With popular Western sites like Facebook and Twitter banned inside China, home-grown alternatives like Weibo are incredibly popular. [The agency] welcomes tips about violations of laws and regulations from the expanse of web users, and the online report center for harmful information operates 24 hours a day.

Naspers, a 1.2 trillion rand ($88.95 billion) multinational with private equity-style investments, owes much of its valuation to the $33 million investment it made in 2001 to take a stake in Tencent, which is now China's biggest internet company with a $334 billion market capitalization. The crackdown further spread to the booming live-streaming industry, which has become the core business for companies like Weibo.
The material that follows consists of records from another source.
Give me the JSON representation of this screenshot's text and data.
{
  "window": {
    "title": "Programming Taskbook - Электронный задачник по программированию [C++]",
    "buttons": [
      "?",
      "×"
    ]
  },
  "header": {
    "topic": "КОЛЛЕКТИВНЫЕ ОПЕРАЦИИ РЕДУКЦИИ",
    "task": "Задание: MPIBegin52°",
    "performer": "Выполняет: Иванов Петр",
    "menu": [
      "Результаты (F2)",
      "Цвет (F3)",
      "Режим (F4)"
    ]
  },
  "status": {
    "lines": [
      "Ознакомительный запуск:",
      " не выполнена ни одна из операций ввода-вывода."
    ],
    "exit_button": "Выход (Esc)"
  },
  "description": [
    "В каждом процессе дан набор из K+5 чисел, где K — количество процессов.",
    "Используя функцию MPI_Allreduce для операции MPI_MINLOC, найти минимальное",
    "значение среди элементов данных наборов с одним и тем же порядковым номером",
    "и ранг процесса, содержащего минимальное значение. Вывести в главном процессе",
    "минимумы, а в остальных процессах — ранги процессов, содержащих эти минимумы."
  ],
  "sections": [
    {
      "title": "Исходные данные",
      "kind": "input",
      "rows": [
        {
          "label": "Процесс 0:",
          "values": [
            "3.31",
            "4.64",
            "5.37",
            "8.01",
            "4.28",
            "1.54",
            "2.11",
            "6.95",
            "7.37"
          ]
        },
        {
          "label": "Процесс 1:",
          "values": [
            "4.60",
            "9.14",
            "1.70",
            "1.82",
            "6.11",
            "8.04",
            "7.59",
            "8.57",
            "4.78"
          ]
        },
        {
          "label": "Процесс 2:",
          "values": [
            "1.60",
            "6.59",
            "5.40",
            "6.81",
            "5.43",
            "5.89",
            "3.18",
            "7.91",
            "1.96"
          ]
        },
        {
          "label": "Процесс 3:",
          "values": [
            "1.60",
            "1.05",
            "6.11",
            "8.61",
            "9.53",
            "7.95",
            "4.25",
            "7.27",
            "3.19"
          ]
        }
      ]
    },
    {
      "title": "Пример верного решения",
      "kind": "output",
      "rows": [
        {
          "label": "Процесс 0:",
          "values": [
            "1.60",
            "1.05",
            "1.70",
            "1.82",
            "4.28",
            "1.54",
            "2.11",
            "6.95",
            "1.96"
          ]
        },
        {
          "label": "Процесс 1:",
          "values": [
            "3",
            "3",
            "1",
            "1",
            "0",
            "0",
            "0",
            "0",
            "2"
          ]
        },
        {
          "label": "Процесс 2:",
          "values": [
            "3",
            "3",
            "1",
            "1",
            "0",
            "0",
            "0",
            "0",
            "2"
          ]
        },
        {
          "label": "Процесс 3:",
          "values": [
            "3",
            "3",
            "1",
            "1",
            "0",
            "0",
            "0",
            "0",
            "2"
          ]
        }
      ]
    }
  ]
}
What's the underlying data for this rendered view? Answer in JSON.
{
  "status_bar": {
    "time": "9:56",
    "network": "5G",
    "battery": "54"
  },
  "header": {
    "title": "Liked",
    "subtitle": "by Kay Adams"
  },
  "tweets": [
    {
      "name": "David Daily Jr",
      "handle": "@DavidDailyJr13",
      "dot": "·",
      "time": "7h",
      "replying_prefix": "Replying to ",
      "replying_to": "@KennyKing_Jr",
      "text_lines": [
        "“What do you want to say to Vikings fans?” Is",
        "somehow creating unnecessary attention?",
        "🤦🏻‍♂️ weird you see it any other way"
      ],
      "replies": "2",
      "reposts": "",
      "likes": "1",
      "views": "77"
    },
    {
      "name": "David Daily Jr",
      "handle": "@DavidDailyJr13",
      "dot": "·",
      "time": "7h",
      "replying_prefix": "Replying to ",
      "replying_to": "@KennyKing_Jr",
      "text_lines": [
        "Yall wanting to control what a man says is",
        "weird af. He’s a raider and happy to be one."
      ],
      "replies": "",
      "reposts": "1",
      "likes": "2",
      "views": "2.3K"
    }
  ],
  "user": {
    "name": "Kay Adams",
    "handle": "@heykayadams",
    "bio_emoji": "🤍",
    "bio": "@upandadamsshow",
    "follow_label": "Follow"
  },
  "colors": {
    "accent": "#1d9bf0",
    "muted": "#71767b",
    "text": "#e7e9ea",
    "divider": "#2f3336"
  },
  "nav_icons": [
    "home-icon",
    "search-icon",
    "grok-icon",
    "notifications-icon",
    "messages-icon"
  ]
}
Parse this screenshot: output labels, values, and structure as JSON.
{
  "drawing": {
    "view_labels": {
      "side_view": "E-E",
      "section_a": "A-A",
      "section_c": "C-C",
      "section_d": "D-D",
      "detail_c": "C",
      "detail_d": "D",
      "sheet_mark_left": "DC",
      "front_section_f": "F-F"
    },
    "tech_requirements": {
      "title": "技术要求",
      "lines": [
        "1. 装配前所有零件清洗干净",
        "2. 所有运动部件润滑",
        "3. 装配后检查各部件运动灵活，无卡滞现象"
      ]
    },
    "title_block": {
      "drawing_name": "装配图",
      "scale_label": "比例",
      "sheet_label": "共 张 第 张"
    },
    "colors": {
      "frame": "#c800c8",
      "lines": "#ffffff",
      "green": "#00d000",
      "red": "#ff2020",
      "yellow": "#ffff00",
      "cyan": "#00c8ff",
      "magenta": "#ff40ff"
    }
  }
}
There has also been a tightening of surveillance leading up to the Community Party's 19 National Congress later in 2017, when world attention will be on the world's second largest economy. President Xi Jinping is about to complete his five-year term and expects to renew it. The oversight of online media content should alert global luxury brands, which now heavily rely on these social media apps to operate their business in China.